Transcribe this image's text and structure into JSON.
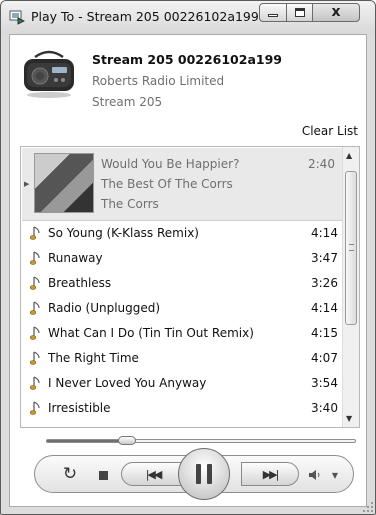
{
  "window": {
    "title": "Play To - Stream 205 00226102a199",
    "close_glyph": "x"
  },
  "device": {
    "name": "Stream 205 00226102a199",
    "manufacturer": "Roberts Radio Limited",
    "model": "Stream 205",
    "icon": "radio-icon"
  },
  "actions": {
    "clear_list": "Clear List"
  },
  "now_playing": {
    "title": "Would You Be Happier?",
    "album": "The Best Of The Corrs",
    "artist": "The Corrs",
    "duration": "2:40"
  },
  "playlist": [
    {
      "title": "So Young (K-Klass Remix)",
      "duration": "4:14"
    },
    {
      "title": "Runaway",
      "duration": "3:47"
    },
    {
      "title": "Breathless",
      "duration": "3:26"
    },
    {
      "title": "Radio (Unplugged)",
      "duration": "4:14"
    },
    {
      "title": "What Can I Do (Tin Tin Out Remix)",
      "duration": "4:15"
    },
    {
      "title": "The Right Time",
      "duration": "4:07"
    },
    {
      "title": "I Never Loved You Anyway",
      "duration": "3:54"
    },
    {
      "title": "Irresistible",
      "duration": "3:40"
    }
  ],
  "playback": {
    "progress_fraction": 0.26,
    "state": "playing"
  },
  "colors": {
    "now_playing_background": "#e9e9e9",
    "secondary_text": "#707070"
  }
}
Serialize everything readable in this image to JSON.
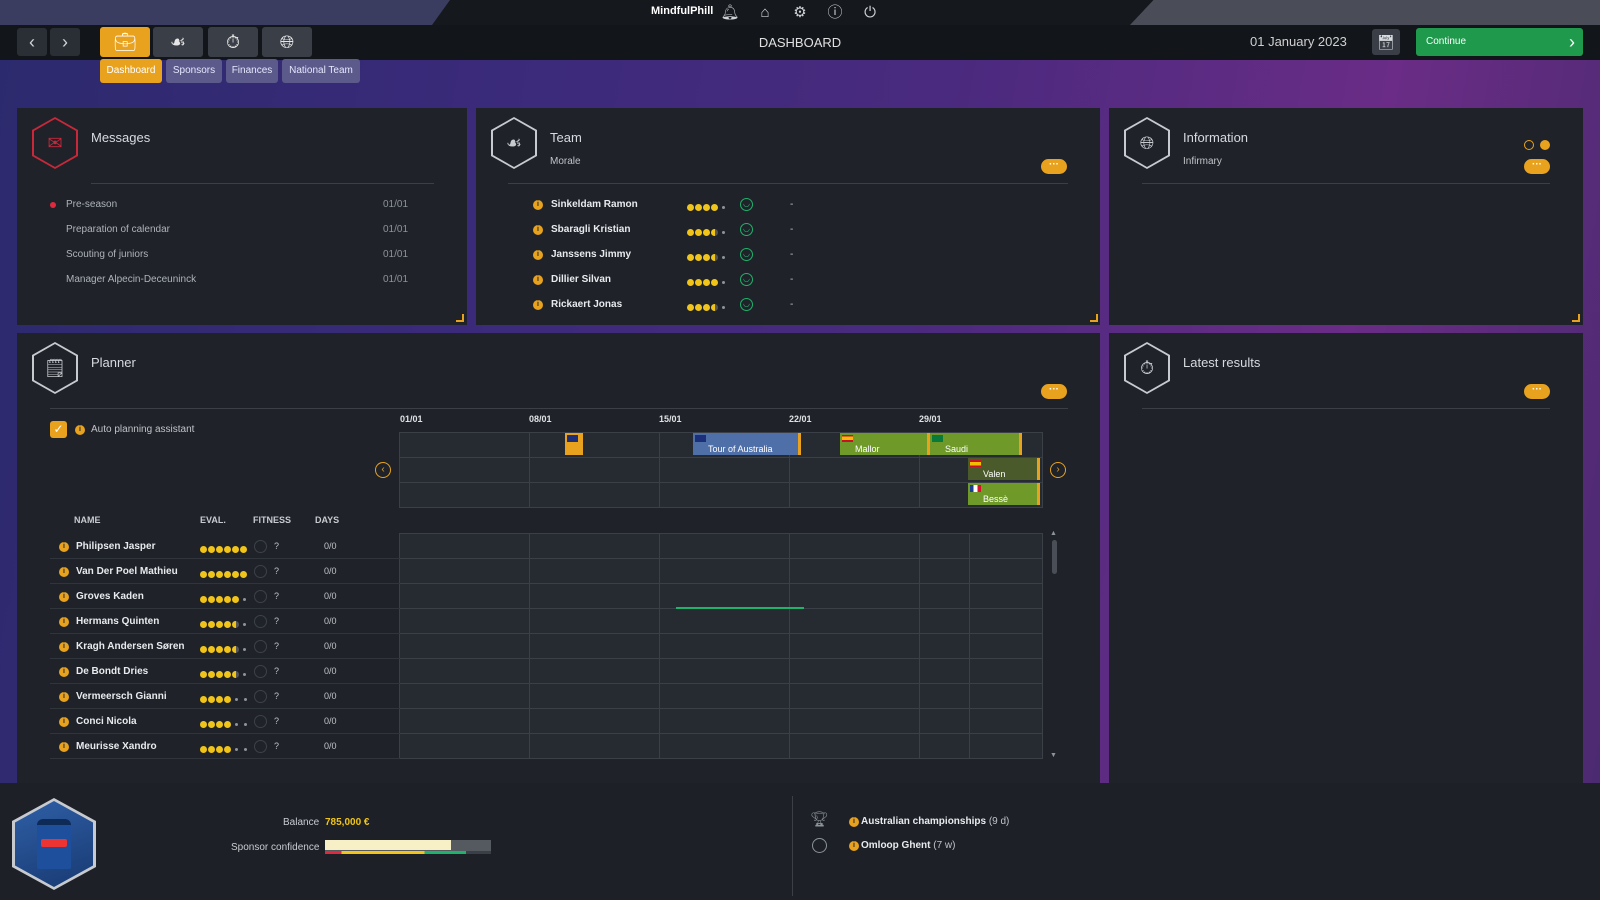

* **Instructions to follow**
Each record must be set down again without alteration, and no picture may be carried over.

* **Solution to the problem**
Transcribe this image's text and structure into JSON.
{
  "window": {
    "title": "Play To - Stream 205 00226102a199",
    "close_glyph": "x"
  },
  "device": {
    "name": "Stream 205 00226102a199",
    "manufacturer": "Roberts Radio Limited",
    "model": "Stream 205",
    "icon": "radio-icon"
  },
  "actions": {
    "clear_list": "Clear List"
  },
  "now_playing": {
    "title": "Would You Be Happier?",
    "album": "The Best Of The Corrs",
    "artist": "The Corrs",
    "duration": "2:40"
  },
  "playlist": [
    {
      "title": "So Young (K-Klass Remix)",
      "duration": "4:14"
    },
    {
      "title": "Runaway",
      "duration": "3:47"
    },
    {
      "title": "Breathless",
      "duration": "3:26"
    },
    {
      "title": "Radio (Unplugged)",
      "duration": "4:14"
    },
    {
      "title": "What Can I Do (Tin Tin Out Remix)",
      "duration": "4:15"
    },
    {
      "title": "The Right Time",
      "duration": "4:07"
    },
    {
      "title": "I Never Loved You Anyway",
      "duration": "3:54"
    },
    {
      "title": "Irresistible",
      "duration": "3:40"
    }
  ],
  "playback": {
    "progress_fraction": 0.26,
    "state": "playing"
  },
  "colors": {
    "now_playing_background": "#e9e9e9",
    "secondary_text": "#707070"
  }
}
Serialize everything readable in this image to JSON.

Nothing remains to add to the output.